— Grace Lautman, Licensed Mental Health Counselor in Seattle, WA

My expertise in PTSD is characterized by a commitment to trauma-informed care, empathy, and collaboration. I recognize that trauma affects individuals on multiple levels – emotionally, psychologically, and physiologically – and tailor my approach accordingly. Whether clients have experienced a single traumatic event or prolonged exposure to trauma, I provide a safe and validating space where they can process their experiences and work towards healing.

— Destiny Henkel, Licensed Clinical Social Worker in amherst, MA

Both PTSD and CPTSD (complex post traumatic stress disorder) create a vast array of symptomatology, often showing up as "hyperarousal" (fight, flight, "up" responses) or hypoarousal (collapse, freeze, "down" responses). I teach evidence-based DBT skills to regulate, soothe, and ground in the present. I use EMDR Psychotherapy to facilitate the processing of trauma and grief.

— Rae Cuffe, Licensed Clinical Social Worker in Miami, FL

I have been working with folx who have experienced trauma and/or have PTSD for much of the past decade. I have attended multiple trauma training programs to increase my proficiency with this population.

— Sara Megivern, Licensed Mental Health Counselor in Cambridge, MA

I've worked with trauma for the entirety of my career. I believe trauma, whatever that looks like for you, stays with your body and can negatively impact your life. I utilize body-based approaches like Somatic Experiencing Therapy, Trauma Conscious Yoga, and EMDR to help uncover false and negative beliefs you have about yourself and work to calm your nervous system and release the pain that is trapped. These approaches have been shown to help survivors of trauma.

— Toni Richter, Licensed Clinical Social Worker in Saint Louis, MO

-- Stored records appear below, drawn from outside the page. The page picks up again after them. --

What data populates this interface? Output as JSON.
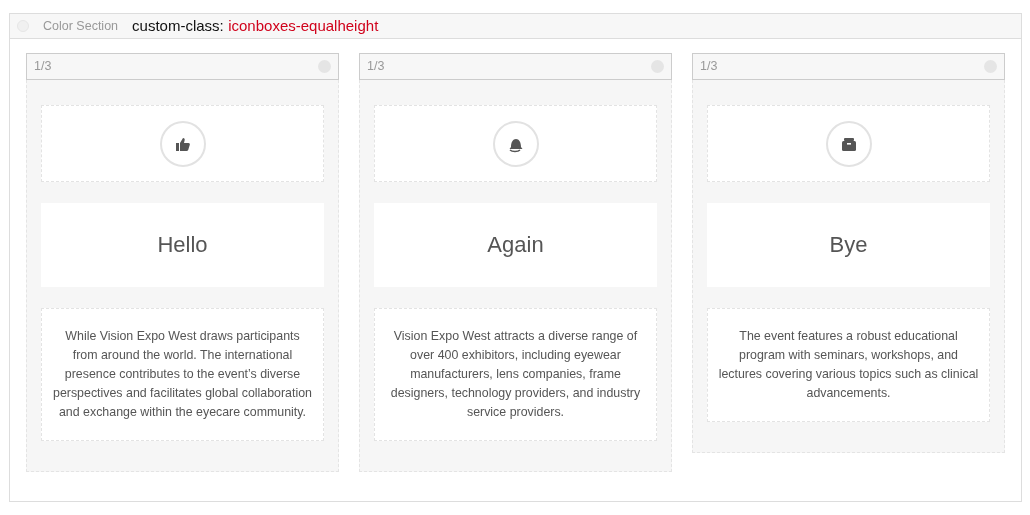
{
  "section": {
    "label": "Color Section",
    "custom_class_label": "custom-class:",
    "custom_class_value": "iconboxes-equalheight"
  },
  "columns": [
    {
      "width_label": "1/3",
      "heading": "Hello",
      "text": "While Vision Expo West draws participants from around the world. The international presence contributes to the event’s diverse perspectives and facilitates global collaboration and exchange within the eyecare community."
    },
    {
      "width_label": "1/3",
      "heading": "Again",
      "text": "Vision Expo West attracts a diverse range of over 400 exhibitors, including eyewear manufacturers, lens companies, frame designers, technology providers, and industry service providers."
    },
    {
      "width_label": "1/3",
      "heading": "Bye",
      "text": "The event features a robust educational program with seminars, workshops, and lectures covering various topics such as clinical advancements."
    }
  ]
}
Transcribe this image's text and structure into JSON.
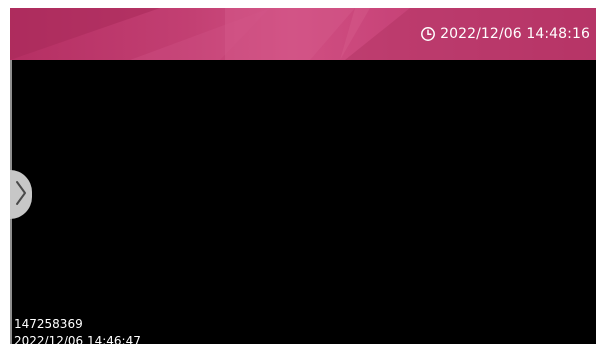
{
  "header": {
    "clock_icon": "clock-icon",
    "datetime": "2022/12/06 14:48:16",
    "colors": {
      "primary": "#c23f72",
      "text": "#ffffff"
    }
  },
  "video": {
    "background": "#000000",
    "expand_icon": "chevron-right-icon",
    "overlay": {
      "id": "147258369",
      "timestamp": "2022/12/06 14:46:47"
    }
  }
}
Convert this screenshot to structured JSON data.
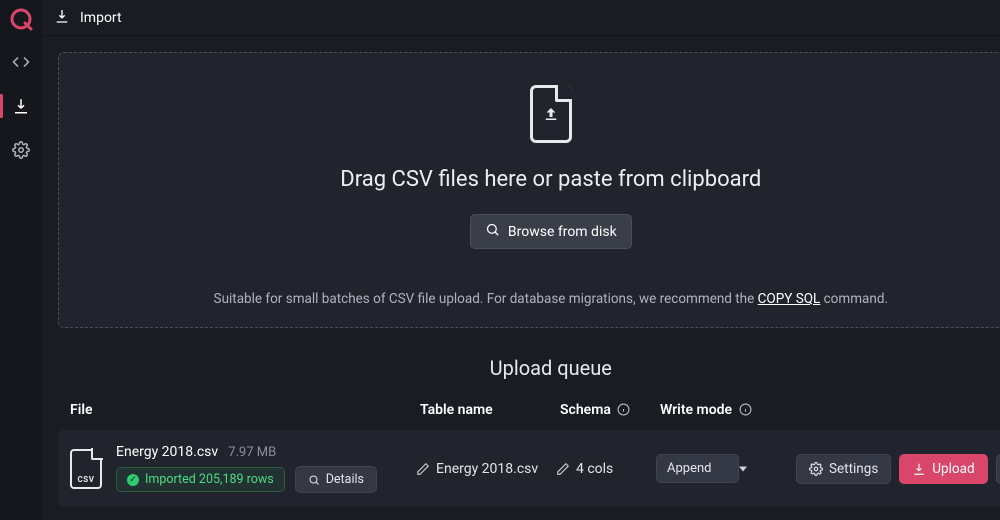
{
  "sidebar": {
    "items": [
      {
        "name": "code",
        "active": false
      },
      {
        "name": "import",
        "active": true
      },
      {
        "name": "settings",
        "active": false
      }
    ]
  },
  "topbar": {
    "title": "Import"
  },
  "dropzone": {
    "title": "Drag CSV files here or paste from clipboard",
    "browse_label": "Browse from disk",
    "hint_prefix": "Suitable for small batches of CSV file upload. For database migrations, we recommend the ",
    "hint_link": "COPY SQL",
    "hint_suffix": " command."
  },
  "queue": {
    "title": "Upload queue",
    "headers": {
      "file": "File",
      "table": "Table name",
      "schema": "Schema",
      "mode": "Write mode"
    },
    "rows": [
      {
        "file_icon_label": "CSV",
        "file_name": "Energy 2018.csv",
        "file_size": "7.97 MB",
        "status": "Imported 205,189 rows",
        "details_label": "Details",
        "table_name": "Energy 2018.csv",
        "schema": "4 cols",
        "write_mode": "Append",
        "settings_label": "Settings",
        "upload_label": "Upload"
      }
    ]
  }
}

I help people who have experienced trauma (i.e., natural disasters, assaults, combat, or other life-threatening experiences) learn to cope with difficult thoughts and feelings in trauma’s aftermath. Since beginning graduate school in 2012, my focus has been on the research and treatment of trauma and PTSD. I am a certified Prolonged Exposure therapist and I have experience helping both military veterans and civilians move toward living a meaningful life instead of one ruled by fear and PTSD.

— Lauren Koch, Psychologist in Spokane, WA

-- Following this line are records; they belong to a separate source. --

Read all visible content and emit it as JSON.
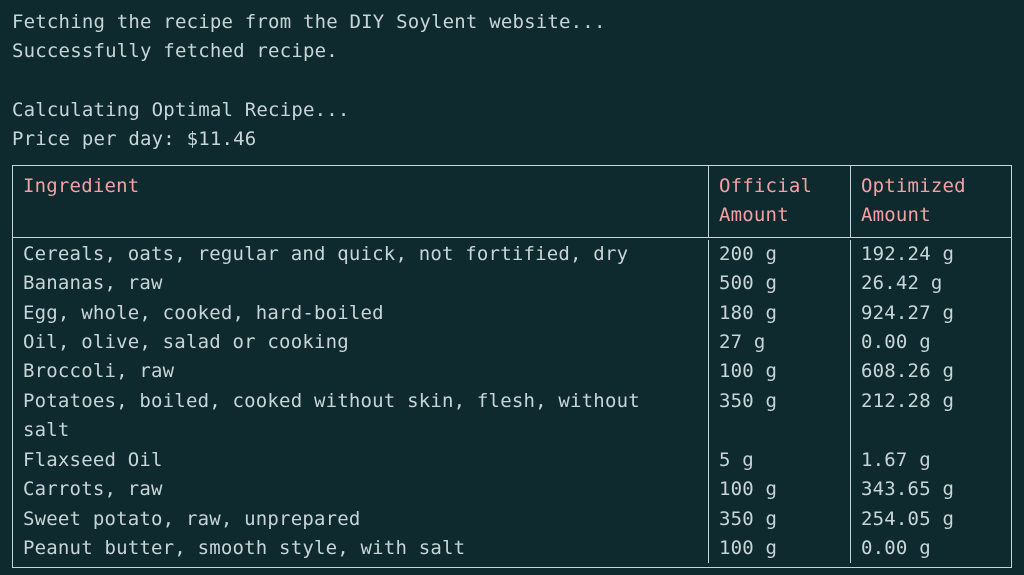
{
  "log": {
    "fetching": "Fetching the recipe from the DIY Soylent website...",
    "success": "Successfully fetched recipe.",
    "calculating": "Calculating Optimal Recipe...",
    "price_label": "Price per day: ",
    "price_value": "$11.46"
  },
  "table": {
    "headers": {
      "ingredient": "Ingredient",
      "official_l1": "Official",
      "official_l2": "Amount",
      "optimized_l1": "Optimized",
      "optimized_l2": "Amount"
    },
    "rows": [
      {
        "ingredient": "Cereals, oats, regular and quick, not fortified, dry",
        "official": "200 g",
        "optimized": "192.24 g"
      },
      {
        "ingredient": "Bananas, raw",
        "official": "500 g",
        "optimized": "26.42 g"
      },
      {
        "ingredient": "Egg, whole, cooked, hard-boiled",
        "official": "180 g",
        "optimized": "924.27 g"
      },
      {
        "ingredient": "Oil, olive, salad or cooking",
        "official": "27 g",
        "optimized": "0.00 g"
      },
      {
        "ingredient": "Broccoli, raw",
        "official": "100 g",
        "optimized": "608.26 g"
      },
      {
        "ingredient": "Potatoes, boiled, cooked without skin, flesh, without salt",
        "official": "350 g",
        "optimized": "212.28 g"
      },
      {
        "ingredient": "Flaxseed Oil",
        "official": "5 g",
        "optimized": "1.67 g"
      },
      {
        "ingredient": "Carrots, raw",
        "official": "100 g",
        "optimized": "343.65 g"
      },
      {
        "ingredient": "Sweet potato, raw, unprepared",
        "official": "350 g",
        "optimized": "254.05 g"
      },
      {
        "ingredient": "Peanut butter, smooth style, with salt",
        "official": "100 g",
        "optimized": "0.00 g"
      }
    ]
  }
}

PTSD can make your life feel unbalanced and out of control. Symptoms of PTSD can be recurring nightmares, avoidance of certain people, places or things, anxiety, depression, addiction and panic attacks. PTSD occurs when your brain keeps reliving an event or traumatic time which puts stress on you emotionally, mentally, physically and spiritually. PTSD can occur from one major event or from a series of smaller events that can be physical, mental or emotional.

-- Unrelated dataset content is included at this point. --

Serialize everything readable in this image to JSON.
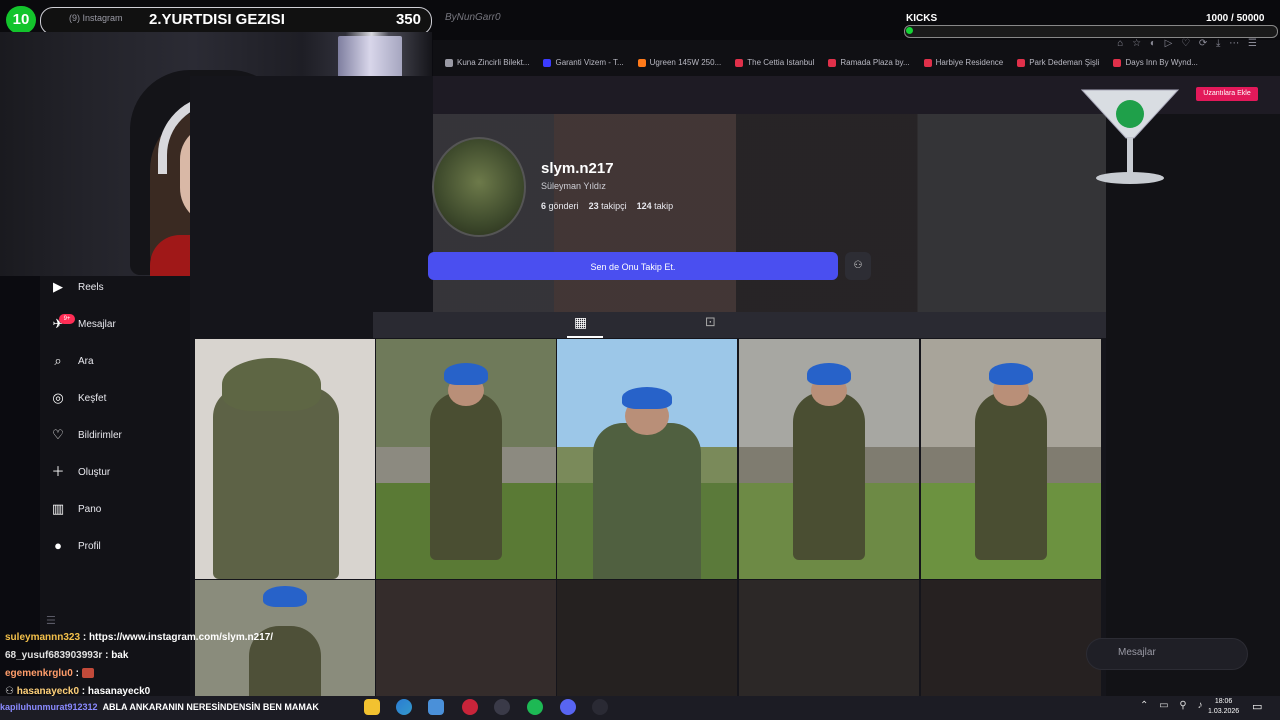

— Rachel Boyle, Licensed Marriage & Family Therapist Intern in Henderson, NV

Trauma can come in many forms, leaving deep wounds that alter how we interact with our world and ourselves, how we experience emotions, what we believe and think, and how we act in relationships. I work with clients to better understand and manage the effects of trauma on their terms and at their pace, providing treatment based in neurobiology and numerous trauma-informed approaches.

— Michael Germany, Licensed Professional Counselor Associate in Austin, TX

I’ve had dozens of hours of training in trauma & recovery. I’m currently pursuing certification as a Trauma Professional. I am passionate about bringing light to the many ways trauma can manifest and lead to other mental health issues over time. I work with clients to find empowerment, autonomy, and post-traumatic wisdom. I provide clients with psycho-education around the impacts of trauma on our brains and bodies, as this understanding is essential to recovery.

— Amber Robinson, Therapist in Decatur, GA

I started my career working with survivors of domestic violence and sexual assault. Later, working with children and teens in foster care who had experienced abuse and developmental trauma. I have been through multiple trainings focused on healing trauma (SERVE-brain model, ARC trauma treatment, TF-CBT, etc.) and am trained in somatic and attachment focused EMDR.

— Christa Carlton, Clinical Social Worker in Towson, MD